Ano Ang War Surplus Agreement

Posted by on Avr 8, 2021 in Non classé | No Comments

1. At the written request of the Head of State on notice, or a designated delegate for this purpose in accordance with Section 10, a person must, if necessary, provide the Head of State or delegate with any information he or she has about surplus war documents, including the location and location of the material. The objectives of the Surplus Assets Act were not limited to the allocation of surplus assets; These include the restoration of an independent business, the strengthening of the competitive position of new and small entrepreneurs and family farmers, and the widespread use of public property. [3] OVERVIEW OF WHAT MBA IS WHAT MBA IS? The 1947 Military Agreement (MBA) is a joint agreement between the Philippines and the United States, signed on March 16, 1947. This treaty formally allowed the United States to establish, maintain and operate air and naval bases in the country. A buyer who lands under Section 5 releases the state and frees it from claims for unreasonable damages resulting from the importation, research, collection or disposal of surplus war materials. President Franklin D. Roosevelt`s economic adviser, Bernard Baruch, initially recommended that the United States get rid of the surpluses of war through an agency run by a single administrator (and supported by a political body) and a general legal authority. [4] By executive order,[5] Roosevelt founded the Surplus War Property Administration and appointed him civil servant and former Texas cotton broker William L. Clayton. [6] However, in the legislation, Congress rejected this approach and introduced a three-member board of directors with considerably limited authority. [7] President Roosevelt signed the law « with great restraint » because of the risk that « confused methods of disposition and sophisticated restrictions imposed by law » « clearly delay the tipping and re-employment rather than accelerate it. » [8] [7] The Board of Directors was also placed under the Office of War Mobilization and Reconversion. [9] (a) search, collect and withdraw, at a reasonable time and without undue damage, state property; and [1][2] »surplus of war »: any building, installation or structure, or materials containing buildings, fixtures or structure or aircraft, vehicles, machinery, equipment or cats, acquired or used by a government or by the armed forces of a government in or related to the continuation of the recent war and located in the country , including its inland and coastal waters and the underlying areas.

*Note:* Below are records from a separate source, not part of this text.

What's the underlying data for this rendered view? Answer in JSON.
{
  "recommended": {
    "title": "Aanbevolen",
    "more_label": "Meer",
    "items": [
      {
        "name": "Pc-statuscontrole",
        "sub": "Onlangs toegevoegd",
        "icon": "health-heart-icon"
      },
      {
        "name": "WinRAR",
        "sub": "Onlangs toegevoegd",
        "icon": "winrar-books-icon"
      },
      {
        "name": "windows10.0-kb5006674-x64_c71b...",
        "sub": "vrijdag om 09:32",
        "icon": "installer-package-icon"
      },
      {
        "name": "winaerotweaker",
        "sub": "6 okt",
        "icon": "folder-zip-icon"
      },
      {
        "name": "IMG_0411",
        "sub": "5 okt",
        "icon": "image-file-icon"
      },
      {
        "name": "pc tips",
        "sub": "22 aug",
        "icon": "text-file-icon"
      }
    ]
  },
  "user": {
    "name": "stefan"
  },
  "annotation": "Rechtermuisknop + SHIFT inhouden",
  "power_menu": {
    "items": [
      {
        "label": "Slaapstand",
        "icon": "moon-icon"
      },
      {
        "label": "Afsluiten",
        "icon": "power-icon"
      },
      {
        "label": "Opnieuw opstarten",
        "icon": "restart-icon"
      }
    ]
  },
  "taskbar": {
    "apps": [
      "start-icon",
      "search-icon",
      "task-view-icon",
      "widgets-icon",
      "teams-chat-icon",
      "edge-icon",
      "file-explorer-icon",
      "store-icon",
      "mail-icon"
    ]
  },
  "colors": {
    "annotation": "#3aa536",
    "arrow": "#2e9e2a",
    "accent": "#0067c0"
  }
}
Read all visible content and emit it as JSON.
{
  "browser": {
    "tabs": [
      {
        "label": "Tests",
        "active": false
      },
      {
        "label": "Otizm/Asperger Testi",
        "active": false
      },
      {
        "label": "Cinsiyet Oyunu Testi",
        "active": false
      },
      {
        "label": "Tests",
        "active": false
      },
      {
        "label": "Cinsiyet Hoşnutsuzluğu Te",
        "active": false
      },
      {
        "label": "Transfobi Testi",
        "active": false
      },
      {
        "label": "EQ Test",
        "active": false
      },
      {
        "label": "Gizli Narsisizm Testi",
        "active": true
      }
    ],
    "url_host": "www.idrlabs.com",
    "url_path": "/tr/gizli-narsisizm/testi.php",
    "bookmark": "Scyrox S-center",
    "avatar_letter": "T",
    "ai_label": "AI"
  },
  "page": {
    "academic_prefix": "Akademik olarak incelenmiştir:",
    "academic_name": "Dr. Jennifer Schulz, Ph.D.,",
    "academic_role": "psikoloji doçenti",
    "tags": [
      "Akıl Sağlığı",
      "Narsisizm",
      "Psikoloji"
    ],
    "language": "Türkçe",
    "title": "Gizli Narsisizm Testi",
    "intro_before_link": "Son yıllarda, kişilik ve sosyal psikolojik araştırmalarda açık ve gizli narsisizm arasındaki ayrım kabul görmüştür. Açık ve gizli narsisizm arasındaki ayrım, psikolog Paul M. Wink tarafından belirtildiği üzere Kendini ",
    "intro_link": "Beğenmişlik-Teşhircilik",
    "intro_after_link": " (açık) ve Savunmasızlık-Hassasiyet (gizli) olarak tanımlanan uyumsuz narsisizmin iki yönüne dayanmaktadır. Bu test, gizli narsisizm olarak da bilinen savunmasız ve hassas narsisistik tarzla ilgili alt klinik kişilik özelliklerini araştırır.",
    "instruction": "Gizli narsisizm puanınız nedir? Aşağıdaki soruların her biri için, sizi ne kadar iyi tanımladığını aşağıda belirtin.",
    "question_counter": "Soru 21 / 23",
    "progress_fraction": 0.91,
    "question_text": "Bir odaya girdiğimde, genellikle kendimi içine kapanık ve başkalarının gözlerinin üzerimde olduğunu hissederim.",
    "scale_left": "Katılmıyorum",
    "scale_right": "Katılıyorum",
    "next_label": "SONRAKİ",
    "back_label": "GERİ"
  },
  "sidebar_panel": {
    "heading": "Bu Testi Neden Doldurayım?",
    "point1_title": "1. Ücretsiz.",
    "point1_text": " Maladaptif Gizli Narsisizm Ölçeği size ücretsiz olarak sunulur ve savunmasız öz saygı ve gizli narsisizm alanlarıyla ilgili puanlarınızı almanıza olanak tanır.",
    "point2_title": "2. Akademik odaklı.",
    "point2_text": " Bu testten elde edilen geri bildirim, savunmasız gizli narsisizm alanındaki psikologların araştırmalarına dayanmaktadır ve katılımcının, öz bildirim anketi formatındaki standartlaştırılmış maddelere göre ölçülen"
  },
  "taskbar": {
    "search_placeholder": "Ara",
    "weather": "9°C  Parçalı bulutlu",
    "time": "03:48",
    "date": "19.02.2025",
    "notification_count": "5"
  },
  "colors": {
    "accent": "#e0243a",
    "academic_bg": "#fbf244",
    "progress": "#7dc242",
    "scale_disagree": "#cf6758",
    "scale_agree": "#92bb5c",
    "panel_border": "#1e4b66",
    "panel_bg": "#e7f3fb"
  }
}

, and includes all objects of any kind, including gold and other precious metals – In any civil proceeding involving the state and in any criminal proceeding where the question arises whether or not a property is a surplus war material, as long as the contrary is proven, the property is considered for all purposes as a surplus of war. « buyer »: a person who has acquired a right, title or interest in or surplus war material from the state or administration of an ancient territory; The federal government may transfer excess real and personal ownership to authorized airport sponsors for airport purposes. These include military bases closed under the Base Realignment and Closure Act (BRAC). The Surplus Property Board (SPB) was short-term responsible for the elimination of $90 billion of surplus war assets held by the U.S. government in the final year of World War II. [1] Created by the Surplus Property Act of 1944[2], the Board of Directors exercised for less than nine months before being replaced by a thinner agency. b) in the event of a contractual delay, as determined by an arbitration procedure.